+++ The data
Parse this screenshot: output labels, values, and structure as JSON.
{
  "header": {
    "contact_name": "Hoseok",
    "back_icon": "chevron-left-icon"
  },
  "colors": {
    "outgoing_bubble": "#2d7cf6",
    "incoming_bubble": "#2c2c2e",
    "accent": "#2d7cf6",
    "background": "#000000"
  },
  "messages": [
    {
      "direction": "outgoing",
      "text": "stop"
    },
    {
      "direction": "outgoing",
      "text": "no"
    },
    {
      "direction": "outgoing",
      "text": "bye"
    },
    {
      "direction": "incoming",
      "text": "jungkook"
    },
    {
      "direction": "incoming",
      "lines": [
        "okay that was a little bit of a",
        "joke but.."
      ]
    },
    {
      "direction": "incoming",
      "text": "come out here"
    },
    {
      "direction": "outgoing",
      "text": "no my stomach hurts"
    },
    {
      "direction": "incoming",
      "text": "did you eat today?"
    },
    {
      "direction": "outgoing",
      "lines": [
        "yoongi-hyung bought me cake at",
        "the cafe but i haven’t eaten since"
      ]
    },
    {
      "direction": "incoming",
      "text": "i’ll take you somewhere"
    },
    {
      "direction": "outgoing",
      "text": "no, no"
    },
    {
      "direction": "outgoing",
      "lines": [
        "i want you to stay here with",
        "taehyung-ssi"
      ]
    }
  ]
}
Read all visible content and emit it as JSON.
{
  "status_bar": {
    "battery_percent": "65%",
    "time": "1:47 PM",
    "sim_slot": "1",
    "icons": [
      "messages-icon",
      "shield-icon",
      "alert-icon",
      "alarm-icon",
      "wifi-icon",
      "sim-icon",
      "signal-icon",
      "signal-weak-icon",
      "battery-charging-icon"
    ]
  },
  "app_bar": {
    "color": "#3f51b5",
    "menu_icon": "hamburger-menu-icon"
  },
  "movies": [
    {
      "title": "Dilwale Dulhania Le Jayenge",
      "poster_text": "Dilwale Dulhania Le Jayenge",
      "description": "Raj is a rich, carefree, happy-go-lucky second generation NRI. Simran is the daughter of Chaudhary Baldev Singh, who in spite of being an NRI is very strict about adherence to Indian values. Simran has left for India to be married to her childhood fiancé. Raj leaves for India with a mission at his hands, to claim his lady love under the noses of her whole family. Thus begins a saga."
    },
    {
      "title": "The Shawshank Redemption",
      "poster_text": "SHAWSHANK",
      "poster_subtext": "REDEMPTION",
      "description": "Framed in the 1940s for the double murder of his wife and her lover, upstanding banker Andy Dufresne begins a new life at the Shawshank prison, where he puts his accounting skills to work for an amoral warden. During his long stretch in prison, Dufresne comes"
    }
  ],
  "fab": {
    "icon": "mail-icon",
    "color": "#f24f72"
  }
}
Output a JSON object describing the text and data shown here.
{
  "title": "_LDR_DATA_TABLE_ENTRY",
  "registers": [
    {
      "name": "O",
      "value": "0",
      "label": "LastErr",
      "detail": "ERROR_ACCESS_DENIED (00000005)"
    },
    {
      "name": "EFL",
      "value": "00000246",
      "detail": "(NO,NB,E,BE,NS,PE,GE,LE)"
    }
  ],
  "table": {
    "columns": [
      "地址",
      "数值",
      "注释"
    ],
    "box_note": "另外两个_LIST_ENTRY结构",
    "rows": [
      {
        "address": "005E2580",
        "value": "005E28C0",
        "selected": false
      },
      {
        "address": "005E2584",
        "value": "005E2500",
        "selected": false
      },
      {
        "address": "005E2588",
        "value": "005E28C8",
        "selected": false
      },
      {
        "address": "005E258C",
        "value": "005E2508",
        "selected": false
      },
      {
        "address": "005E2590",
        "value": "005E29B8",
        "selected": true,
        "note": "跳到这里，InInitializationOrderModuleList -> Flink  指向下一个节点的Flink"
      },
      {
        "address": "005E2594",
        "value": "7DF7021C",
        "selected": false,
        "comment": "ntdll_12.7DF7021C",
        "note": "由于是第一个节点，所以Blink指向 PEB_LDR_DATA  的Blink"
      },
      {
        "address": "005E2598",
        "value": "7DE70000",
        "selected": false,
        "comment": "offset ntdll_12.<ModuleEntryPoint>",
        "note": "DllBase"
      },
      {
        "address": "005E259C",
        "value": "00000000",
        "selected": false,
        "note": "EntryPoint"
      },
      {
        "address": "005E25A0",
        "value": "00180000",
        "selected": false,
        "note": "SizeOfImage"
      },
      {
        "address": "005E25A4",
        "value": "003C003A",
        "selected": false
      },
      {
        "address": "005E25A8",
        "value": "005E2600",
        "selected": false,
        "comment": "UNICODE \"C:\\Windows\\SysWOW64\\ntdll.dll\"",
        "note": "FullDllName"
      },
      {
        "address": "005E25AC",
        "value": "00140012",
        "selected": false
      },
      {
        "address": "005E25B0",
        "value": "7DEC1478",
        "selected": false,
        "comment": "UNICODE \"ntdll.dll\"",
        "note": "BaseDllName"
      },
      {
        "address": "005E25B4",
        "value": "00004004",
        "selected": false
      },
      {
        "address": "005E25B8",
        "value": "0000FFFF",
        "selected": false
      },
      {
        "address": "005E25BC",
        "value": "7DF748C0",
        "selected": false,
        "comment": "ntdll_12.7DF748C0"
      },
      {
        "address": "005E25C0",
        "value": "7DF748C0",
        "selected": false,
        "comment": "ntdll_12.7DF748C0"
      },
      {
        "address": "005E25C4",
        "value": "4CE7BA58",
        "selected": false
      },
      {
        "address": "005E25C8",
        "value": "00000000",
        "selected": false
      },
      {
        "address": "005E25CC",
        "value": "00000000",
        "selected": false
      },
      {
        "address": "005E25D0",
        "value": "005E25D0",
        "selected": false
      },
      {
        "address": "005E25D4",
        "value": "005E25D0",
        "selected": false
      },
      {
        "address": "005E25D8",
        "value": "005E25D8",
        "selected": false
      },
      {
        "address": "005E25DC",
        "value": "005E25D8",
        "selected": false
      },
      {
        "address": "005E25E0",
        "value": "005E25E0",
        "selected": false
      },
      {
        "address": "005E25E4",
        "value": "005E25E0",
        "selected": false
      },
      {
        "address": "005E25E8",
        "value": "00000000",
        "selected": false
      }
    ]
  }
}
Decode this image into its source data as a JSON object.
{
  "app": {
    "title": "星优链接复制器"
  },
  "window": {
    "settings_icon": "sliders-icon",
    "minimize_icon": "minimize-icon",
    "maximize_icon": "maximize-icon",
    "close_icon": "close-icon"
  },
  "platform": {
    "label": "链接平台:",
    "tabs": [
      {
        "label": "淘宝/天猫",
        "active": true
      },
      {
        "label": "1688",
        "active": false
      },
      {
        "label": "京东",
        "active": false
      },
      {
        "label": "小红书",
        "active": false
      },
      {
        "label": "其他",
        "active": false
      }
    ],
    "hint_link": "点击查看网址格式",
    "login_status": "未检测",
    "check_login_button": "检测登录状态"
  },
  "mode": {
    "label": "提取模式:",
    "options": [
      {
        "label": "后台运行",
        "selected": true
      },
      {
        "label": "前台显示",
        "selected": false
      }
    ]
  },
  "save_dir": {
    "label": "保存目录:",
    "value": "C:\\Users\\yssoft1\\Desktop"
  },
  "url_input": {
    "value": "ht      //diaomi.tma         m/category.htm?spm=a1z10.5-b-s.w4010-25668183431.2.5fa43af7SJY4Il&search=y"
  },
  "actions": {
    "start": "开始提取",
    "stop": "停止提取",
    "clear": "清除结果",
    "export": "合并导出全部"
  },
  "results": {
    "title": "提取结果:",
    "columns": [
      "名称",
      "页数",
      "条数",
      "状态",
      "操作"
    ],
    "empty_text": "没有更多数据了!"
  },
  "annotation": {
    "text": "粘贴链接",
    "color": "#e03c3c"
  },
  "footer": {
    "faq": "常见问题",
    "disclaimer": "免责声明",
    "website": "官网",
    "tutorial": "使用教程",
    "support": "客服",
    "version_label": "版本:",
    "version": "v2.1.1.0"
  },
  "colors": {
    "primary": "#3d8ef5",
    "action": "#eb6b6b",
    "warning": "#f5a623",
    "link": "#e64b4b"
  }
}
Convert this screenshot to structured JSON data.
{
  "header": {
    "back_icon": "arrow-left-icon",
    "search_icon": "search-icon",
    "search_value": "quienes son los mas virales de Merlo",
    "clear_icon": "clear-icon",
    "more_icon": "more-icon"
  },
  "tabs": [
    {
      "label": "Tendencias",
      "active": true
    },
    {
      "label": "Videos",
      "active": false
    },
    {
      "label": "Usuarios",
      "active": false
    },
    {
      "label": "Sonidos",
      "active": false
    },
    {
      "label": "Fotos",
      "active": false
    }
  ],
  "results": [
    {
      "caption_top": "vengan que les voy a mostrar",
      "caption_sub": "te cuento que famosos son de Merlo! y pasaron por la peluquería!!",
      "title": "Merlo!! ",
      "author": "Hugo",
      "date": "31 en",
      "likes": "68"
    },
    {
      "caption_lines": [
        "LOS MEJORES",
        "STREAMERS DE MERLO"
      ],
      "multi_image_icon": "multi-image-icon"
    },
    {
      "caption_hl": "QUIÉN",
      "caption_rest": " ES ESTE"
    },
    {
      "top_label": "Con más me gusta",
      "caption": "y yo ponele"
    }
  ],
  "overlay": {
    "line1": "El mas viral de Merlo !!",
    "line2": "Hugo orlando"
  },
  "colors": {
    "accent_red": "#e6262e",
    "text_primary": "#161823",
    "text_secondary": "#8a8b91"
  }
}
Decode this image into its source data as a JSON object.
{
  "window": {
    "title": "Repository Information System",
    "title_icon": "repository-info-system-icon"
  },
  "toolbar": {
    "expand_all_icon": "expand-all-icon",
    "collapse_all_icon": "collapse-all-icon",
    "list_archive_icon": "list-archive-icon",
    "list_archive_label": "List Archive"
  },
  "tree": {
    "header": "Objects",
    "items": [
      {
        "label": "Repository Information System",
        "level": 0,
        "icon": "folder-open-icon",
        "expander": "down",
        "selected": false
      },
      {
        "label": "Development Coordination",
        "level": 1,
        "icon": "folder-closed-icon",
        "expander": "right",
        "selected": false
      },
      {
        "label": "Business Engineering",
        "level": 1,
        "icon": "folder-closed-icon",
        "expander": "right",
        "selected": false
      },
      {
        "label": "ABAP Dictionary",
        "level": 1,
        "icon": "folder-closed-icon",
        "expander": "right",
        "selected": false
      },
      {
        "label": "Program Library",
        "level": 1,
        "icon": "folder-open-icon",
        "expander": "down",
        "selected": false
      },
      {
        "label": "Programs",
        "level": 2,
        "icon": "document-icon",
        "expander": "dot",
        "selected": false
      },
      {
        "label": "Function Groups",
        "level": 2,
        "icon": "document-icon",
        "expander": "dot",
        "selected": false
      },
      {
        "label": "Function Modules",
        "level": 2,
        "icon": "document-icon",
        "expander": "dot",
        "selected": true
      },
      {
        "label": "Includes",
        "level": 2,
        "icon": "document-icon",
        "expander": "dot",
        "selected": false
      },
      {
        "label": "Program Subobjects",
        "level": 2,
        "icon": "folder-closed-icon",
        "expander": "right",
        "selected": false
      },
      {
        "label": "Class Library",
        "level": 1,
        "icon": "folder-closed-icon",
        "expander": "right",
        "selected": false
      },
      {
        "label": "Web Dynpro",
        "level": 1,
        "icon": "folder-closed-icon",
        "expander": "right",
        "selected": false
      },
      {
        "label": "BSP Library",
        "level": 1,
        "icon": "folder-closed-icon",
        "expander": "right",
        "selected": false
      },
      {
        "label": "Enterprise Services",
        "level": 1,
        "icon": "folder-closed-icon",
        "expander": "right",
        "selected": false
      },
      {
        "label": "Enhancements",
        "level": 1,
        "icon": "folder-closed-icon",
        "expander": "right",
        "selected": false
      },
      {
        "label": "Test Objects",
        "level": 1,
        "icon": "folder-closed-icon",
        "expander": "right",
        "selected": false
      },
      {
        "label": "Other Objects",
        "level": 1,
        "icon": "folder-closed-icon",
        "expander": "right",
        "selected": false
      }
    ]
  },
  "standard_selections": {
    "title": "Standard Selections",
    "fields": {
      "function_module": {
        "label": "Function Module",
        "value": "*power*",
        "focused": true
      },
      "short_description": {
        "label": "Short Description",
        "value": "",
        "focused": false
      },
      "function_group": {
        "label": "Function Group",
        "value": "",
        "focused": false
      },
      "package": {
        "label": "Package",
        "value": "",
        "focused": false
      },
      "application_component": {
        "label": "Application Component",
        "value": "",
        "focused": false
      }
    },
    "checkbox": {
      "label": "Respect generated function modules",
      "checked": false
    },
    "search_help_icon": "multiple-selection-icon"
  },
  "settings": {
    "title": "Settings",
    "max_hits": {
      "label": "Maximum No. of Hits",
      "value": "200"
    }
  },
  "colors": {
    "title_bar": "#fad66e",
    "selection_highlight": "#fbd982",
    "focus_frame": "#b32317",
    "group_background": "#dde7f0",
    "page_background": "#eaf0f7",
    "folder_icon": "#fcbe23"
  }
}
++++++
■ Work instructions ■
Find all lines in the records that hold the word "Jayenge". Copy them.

■ Expected answer ■
      "title": "Dilwale Dulhania Le Jayenge",
      "poster_text": "Dilwale Dulhania Le Jayenge",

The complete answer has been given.